- [DATA FOR THIS TASK]
Content starts

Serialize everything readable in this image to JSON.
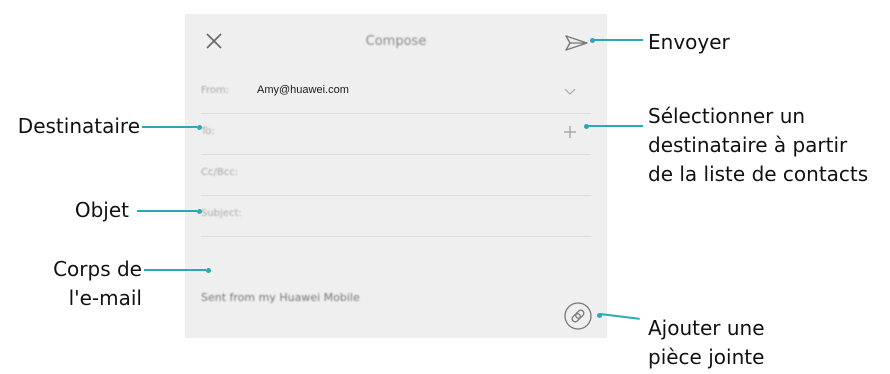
{
  "screen": {
    "title": "Compose",
    "from_label": "From:",
    "from_value": "Amy@huawei.com",
    "to_label": "To:",
    "cc_label": "Cc/Bcc:",
    "subject_label": "Subject:",
    "body_text": "Sent from my Huawei Mobile",
    "icons": {
      "close": "close-icon",
      "send": "send-icon",
      "expand": "chevron-down-icon",
      "add": "plus-icon",
      "attach": "paperclip-icon"
    }
  },
  "callouts": {
    "send": "Envoyer",
    "recipient": "Destinataire",
    "select_contact": [
      "Sélectionner un",
      "destinataire à partir",
      "de la liste de contacts"
    ],
    "subject": "Objet",
    "body": [
      "Corps de",
      "l'e-mail"
    ],
    "attachment": [
      "Ajouter une",
      "pièce jointe"
    ]
  },
  "colors": {
    "leader": "#2aa9b5",
    "screen_bg": "#efefef"
  }
}
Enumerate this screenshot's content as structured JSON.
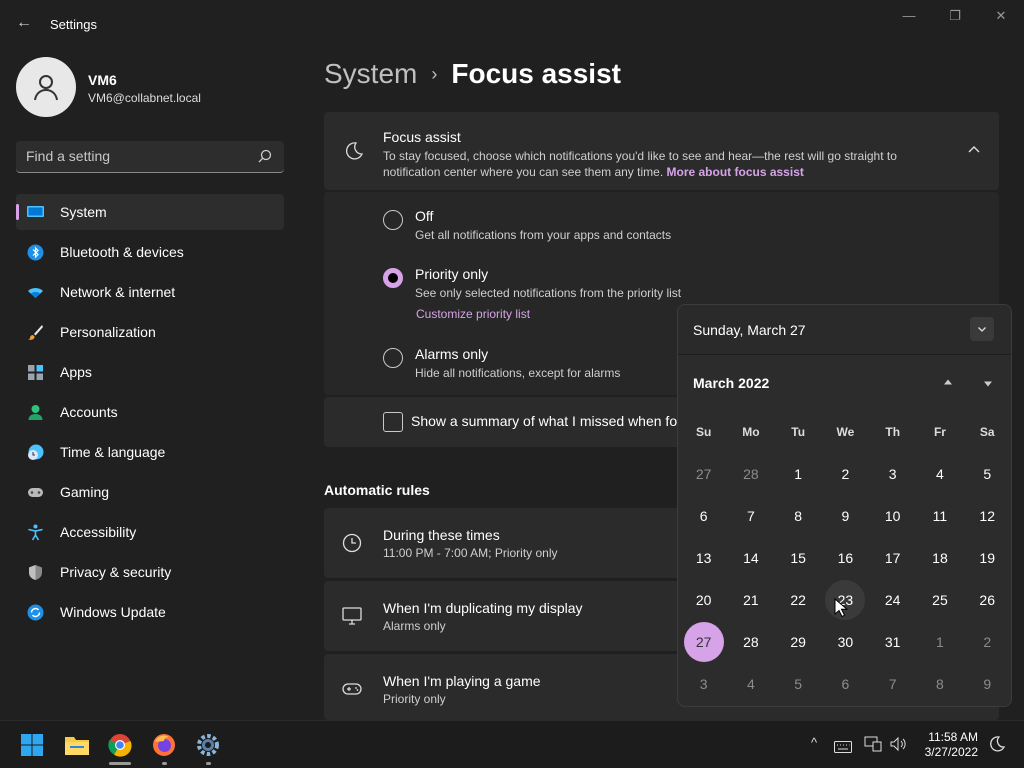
{
  "app": {
    "title": "Settings",
    "back_glyph": "←",
    "min_glyph": "—",
    "max_glyph": "❐",
    "close_glyph": "✕"
  },
  "user": {
    "name": "VM6",
    "email": "VM6@collabnet.local"
  },
  "search": {
    "placeholder": "Find a setting"
  },
  "nav": {
    "items": [
      {
        "label": "System",
        "icon": "monitor-icon",
        "active": true
      },
      {
        "label": "Bluetooth & devices",
        "icon": "bluetooth-icon"
      },
      {
        "label": "Network & internet",
        "icon": "wifi-icon"
      },
      {
        "label": "Personalization",
        "icon": "brush-icon"
      },
      {
        "label": "Apps",
        "icon": "apps-icon"
      },
      {
        "label": "Accounts",
        "icon": "person-icon"
      },
      {
        "label": "Time & language",
        "icon": "clock-globe-icon"
      },
      {
        "label": "Gaming",
        "icon": "gamepad-icon"
      },
      {
        "label": "Accessibility",
        "icon": "accessibility-icon"
      },
      {
        "label": "Privacy & security",
        "icon": "shield-icon"
      },
      {
        "label": "Windows Update",
        "icon": "update-icon"
      }
    ]
  },
  "breadcrumb": {
    "parent": "System",
    "separator": "›",
    "current": "Focus assist"
  },
  "focus_assist": {
    "title": "Focus assist",
    "description": "To stay focused, choose which notifications you'd like to see and hear—the rest will go straight to notification center where you can see them any time.",
    "link": "More about focus assist",
    "options": [
      {
        "label": "Off",
        "sub": "Get all notifications from your apps and contacts",
        "selected": false
      },
      {
        "label": "Priority only",
        "sub": "See only selected notifications from the priority list",
        "link": "Customize priority list",
        "selected": true
      },
      {
        "label": "Alarms only",
        "sub": "Hide all notifications, except for alarms",
        "selected": false
      }
    ],
    "summary_label": "Show a summary of what I missed when focus assist was on"
  },
  "automatic_rules": {
    "title": "Automatic rules",
    "rules": [
      {
        "title": "During these times",
        "sub": "11:00 PM - 7:00 AM; Priority only",
        "icon": "clock-icon"
      },
      {
        "title": "When I'm duplicating my display",
        "sub": "Alarms only",
        "icon": "display-icon"
      },
      {
        "title": "When I'm playing a game",
        "sub": "Priority only",
        "icon": "gamepad-icon"
      }
    ]
  },
  "calendar": {
    "header_date": "Sunday, March 27",
    "month_label": "March 2022",
    "days_of_week": [
      "Su",
      "Mo",
      "Tu",
      "We",
      "Th",
      "Fr",
      "Sa"
    ],
    "weeks": [
      [
        {
          "d": "27",
          "o": true
        },
        {
          "d": "28",
          "o": true
        },
        {
          "d": "1"
        },
        {
          "d": "2"
        },
        {
          "d": "3"
        },
        {
          "d": "4"
        },
        {
          "d": "5"
        }
      ],
      [
        {
          "d": "6"
        },
        {
          "d": "7"
        },
        {
          "d": "8"
        },
        {
          "d": "9"
        },
        {
          "d": "10"
        },
        {
          "d": "11"
        },
        {
          "d": "12"
        }
      ],
      [
        {
          "d": "13"
        },
        {
          "d": "14"
        },
        {
          "d": "15"
        },
        {
          "d": "16"
        },
        {
          "d": "17"
        },
        {
          "d": "18"
        },
        {
          "d": "19"
        }
      ],
      [
        {
          "d": "20"
        },
        {
          "d": "21"
        },
        {
          "d": "22"
        },
        {
          "d": "23",
          "hover": true
        },
        {
          "d": "24"
        },
        {
          "d": "25"
        },
        {
          "d": "26"
        }
      ],
      [
        {
          "d": "27",
          "sel": true
        },
        {
          "d": "28"
        },
        {
          "d": "29"
        },
        {
          "d": "30"
        },
        {
          "d": "31"
        },
        {
          "d": "1",
          "o": true
        },
        {
          "d": "2",
          "o": true
        }
      ],
      [
        {
          "d": "3",
          "o": true
        },
        {
          "d": "4",
          "o": true
        },
        {
          "d": "5",
          "o": true
        },
        {
          "d": "6",
          "o": true
        },
        {
          "d": "7",
          "o": true
        },
        {
          "d": "8",
          "o": true
        },
        {
          "d": "9",
          "o": true
        }
      ]
    ]
  },
  "taskbar": {
    "apps": [
      "windows-start-icon",
      "file-explorer-icon",
      "chrome-icon",
      "firefox-icon",
      "settings-gear-icon"
    ],
    "tray": {
      "chevron": "^",
      "time": "11:58 AM",
      "date": "3/27/2022"
    }
  },
  "colors": {
    "accent": "#d7a3e8",
    "background": "#202020",
    "card": "#2b2b2b"
  }
}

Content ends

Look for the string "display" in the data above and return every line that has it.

        "title": "When I'm duplicating my display",
        "icon": "display-icon"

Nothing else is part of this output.